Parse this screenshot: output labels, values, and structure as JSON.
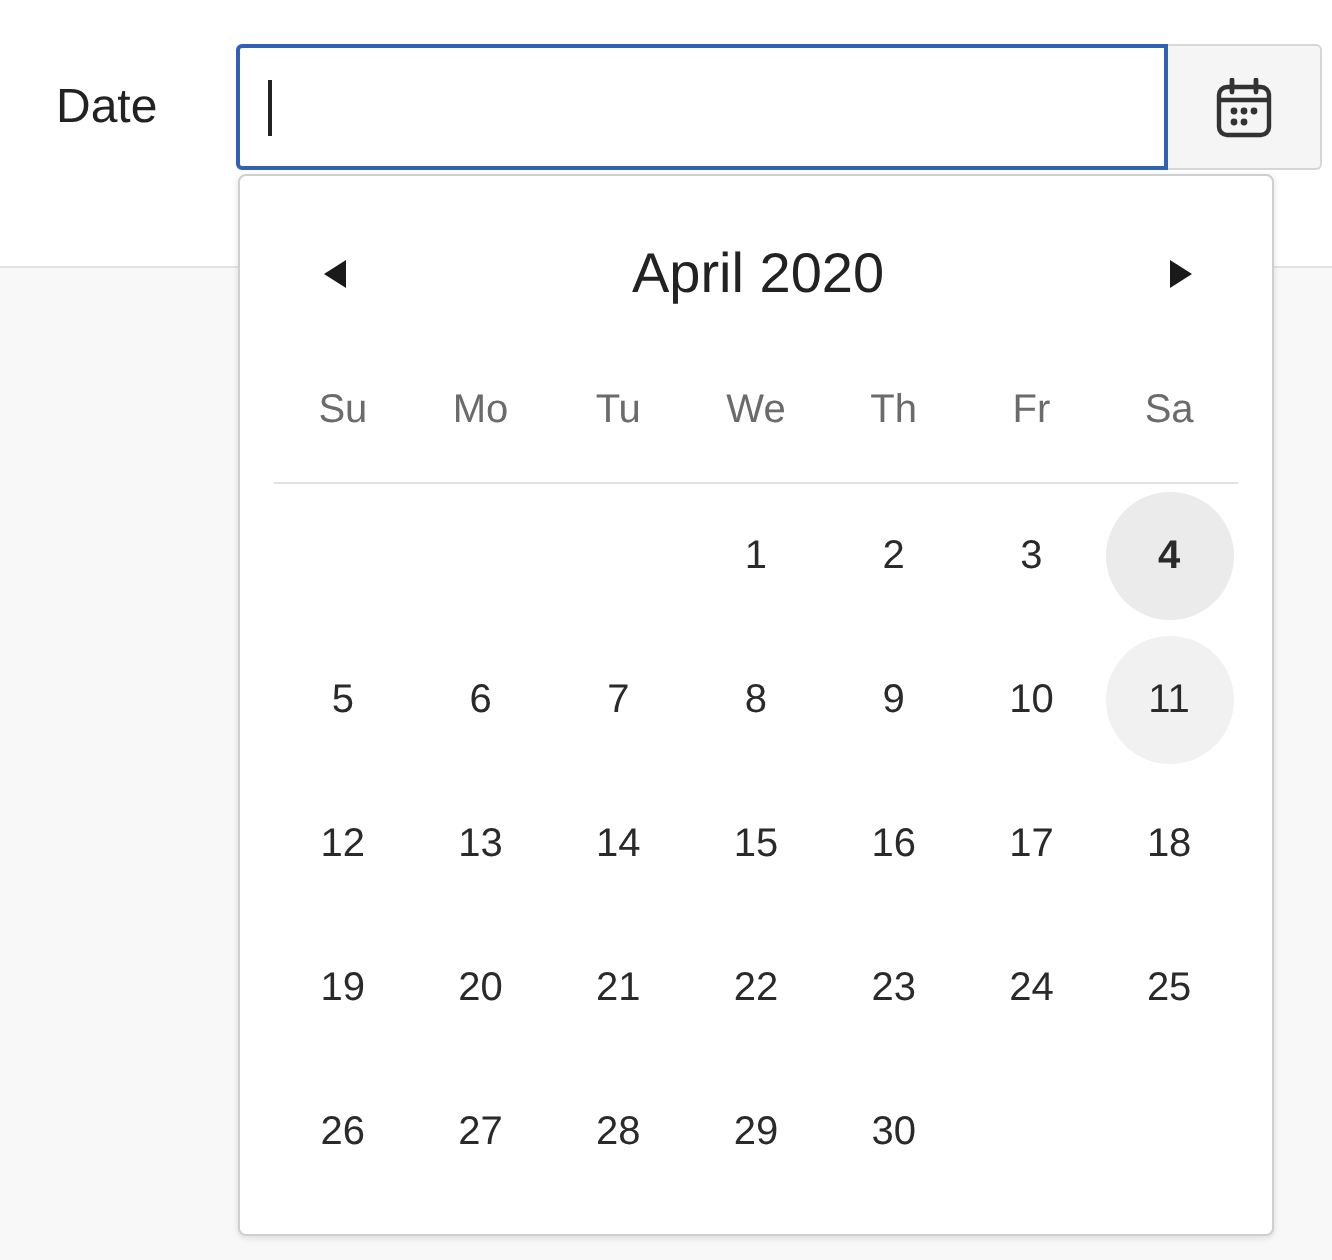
{
  "form": {
    "label": "Date",
    "date_field": {
      "focused": true
    }
  },
  "calendar": {
    "title": "April 2020",
    "weekdays": [
      "Su",
      "Mo",
      "Tu",
      "We",
      "Th",
      "Fr",
      "Sa"
    ],
    "weeks": [
      [
        {
          "kind": "blank"
        },
        {
          "kind": "blank"
        },
        {
          "kind": "blank"
        },
        {
          "kind": "day",
          "label": "1",
          "today": false,
          "hovered": false
        },
        {
          "kind": "day",
          "label": "2",
          "today": false,
          "hovered": false
        },
        {
          "kind": "day",
          "label": "3",
          "today": false,
          "hovered": false
        },
        {
          "kind": "day",
          "label": "4",
          "today": true,
          "hovered": false
        }
      ],
      [
        {
          "kind": "day",
          "label": "5",
          "today": false,
          "hovered": false
        },
        {
          "kind": "day",
          "label": "6",
          "today": false,
          "hovered": false
        },
        {
          "kind": "day",
          "label": "7",
          "today": false,
          "hovered": false
        },
        {
          "kind": "day",
          "label": "8",
          "today": false,
          "hovered": false
        },
        {
          "kind": "day",
          "label": "9",
          "today": false,
          "hovered": false
        },
        {
          "kind": "day",
          "label": "10",
          "today": false,
          "hovered": false
        },
        {
          "kind": "day",
          "label": "11",
          "today": false,
          "hovered": true
        }
      ],
      [
        {
          "kind": "day",
          "label": "12",
          "today": false,
          "hovered": false
        },
        {
          "kind": "day",
          "label": "13",
          "today": false,
          "hovered": false
        },
        {
          "kind": "day",
          "label": "14",
          "today": false,
          "hovered": false
        },
        {
          "kind": "day",
          "label": "15",
          "today": false,
          "hovered": false
        },
        {
          "kind": "day",
          "label": "16",
          "today": false,
          "hovered": false
        },
        {
          "kind": "day",
          "label": "17",
          "today": false,
          "hovered": false
        },
        {
          "kind": "day",
          "label": "18",
          "today": false,
          "hovered": false
        }
      ],
      [
        {
          "kind": "day",
          "label": "19",
          "today": false,
          "hovered": false
        },
        {
          "kind": "day",
          "label": "20",
          "today": false,
          "hovered": false
        },
        {
          "kind": "day",
          "label": "21",
          "today": false,
          "hovered": false
        },
        {
          "kind": "day",
          "label": "22",
          "today": false,
          "hovered": false
        },
        {
          "kind": "day",
          "label": "23",
          "today": false,
          "hovered": false
        },
        {
          "kind": "day",
          "label": "24",
          "today": false,
          "hovered": false
        },
        {
          "kind": "day",
          "label": "25",
          "today": false,
          "hovered": false
        }
      ],
      [
        {
          "kind": "day",
          "label": "26",
          "today": false,
          "hovered": false
        },
        {
          "kind": "day",
          "label": "27",
          "today": false,
          "hovered": false
        },
        {
          "kind": "day",
          "label": "28",
          "today": false,
          "hovered": false
        },
        {
          "kind": "day",
          "label": "29",
          "today": false,
          "hovered": false
        },
        {
          "kind": "day",
          "label": "30",
          "today": false,
          "hovered": false
        },
        {
          "kind": "blank"
        },
        {
          "kind": "blank"
        }
      ]
    ]
  }
}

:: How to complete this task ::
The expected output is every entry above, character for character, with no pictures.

:: Result below ::
Parse this screenshot: output labels, values, and structure as JSON.
{
  "form": {
    "label": "Date",
    "date_field": {
      "focused": true
    }
  },
  "calendar": {
    "title": "April 2020",
    "weekdays": [
      "Su",
      "Mo",
      "Tu",
      "We",
      "Th",
      "Fr",
      "Sa"
    ],
    "weeks": [
      [
        {
          "kind": "blank"
        },
        {
          "kind": "blank"
        },
        {
          "kind": "blank"
        },
        {
          "kind": "day",
          "label": "1",
          "today": false,
          "hovered": false
        },
        {
          "kind": "day",
          "label": "2",
          "today": false,
          "hovered": false
        },
        {
          "kind": "day",
          "label": "3",
          "today": false,
          "hovered": false
        },
        {
          "kind": "day",
          "label": "4",
          "today": true,
          "hovered": false
        }
      ],
      [
        {
          "kind": "day",
          "label": "5",
          "today": false,
          "hovered": false
        },
        {
          "kind": "day",
          "label": "6",
          "today": false,
          "hovered": false
        },
        {
          "kind": "day",
          "label": "7",
          "today": false,
          "hovered": false
        },
        {
          "kind": "day",
          "label": "8",
          "today": false,
          "hovered": false
        },
        {
          "kind": "day",
          "label": "9",
          "today": false,
          "hovered": false
        },
        {
          "kind": "day",
          "label": "10",
          "today": false,
          "hovered": false
        },
        {
          "kind": "day",
          "label": "11",
          "today": false,
          "hovered": true
        }
      ],
      [
        {
          "kind": "day",
          "label": "12",
          "today": false,
          "hovered": false
        },
        {
          "kind": "day",
          "label": "13",
          "today": false,
          "hovered": false
        },
        {
          "kind": "day",
          "label": "14",
          "today": false,
          "hovered": false
        },
        {
          "kind": "day",
          "label": "15",
          "today": false,
          "hovered": false
        },
        {
          "kind": "day",
          "label": "16",
          "today": false,
          "hovered": false
        },
        {
          "kind": "day",
          "label": "17",
          "today": false,
          "hovered": false
        },
        {
          "kind": "day",
          "label": "18",
          "today": false,
          "hovered": false
        }
      ],
      [
        {
          "kind": "day",
          "label": "19",
          "today": false,
          "hovered": false
        },
        {
          "kind": "day",
          "label": "20",
          "today": false,
          "hovered": false
        },
        {
          "kind": "day",
          "label": "21",
          "today": false,
          "hovered": false
        },
        {
          "kind": "day",
          "label": "22",
          "today": false,
          "hovered": false
        },
        {
          "kind": "day",
          "label": "23",
          "today": false,
          "hovered": false
        },
        {
          "kind": "day",
          "label": "24",
          "today": false,
          "hovered": false
        },
        {
          "kind": "day",
          "label": "25",
          "today": false,
          "hovered": false
        }
      ],
      [
        {
          "kind": "day",
          "label": "26",
          "today": false,
          "hovered": false
        },
        {
          "kind": "day",
          "label": "27",
          "today": false,
          "hovered": false
        },
        {
          "kind": "day",
          "label": "28",
          "today": false,
          "hovered": false
        },
        {
          "kind": "day",
          "label": "29",
          "today": false,
          "hovered": false
        },
        {
          "kind": "day",
          "label": "30",
          "today": false,
          "hovered": false
        },
        {
          "kind": "blank"
        },
        {
          "kind": "blank"
        }
      ]
    ]
  }
}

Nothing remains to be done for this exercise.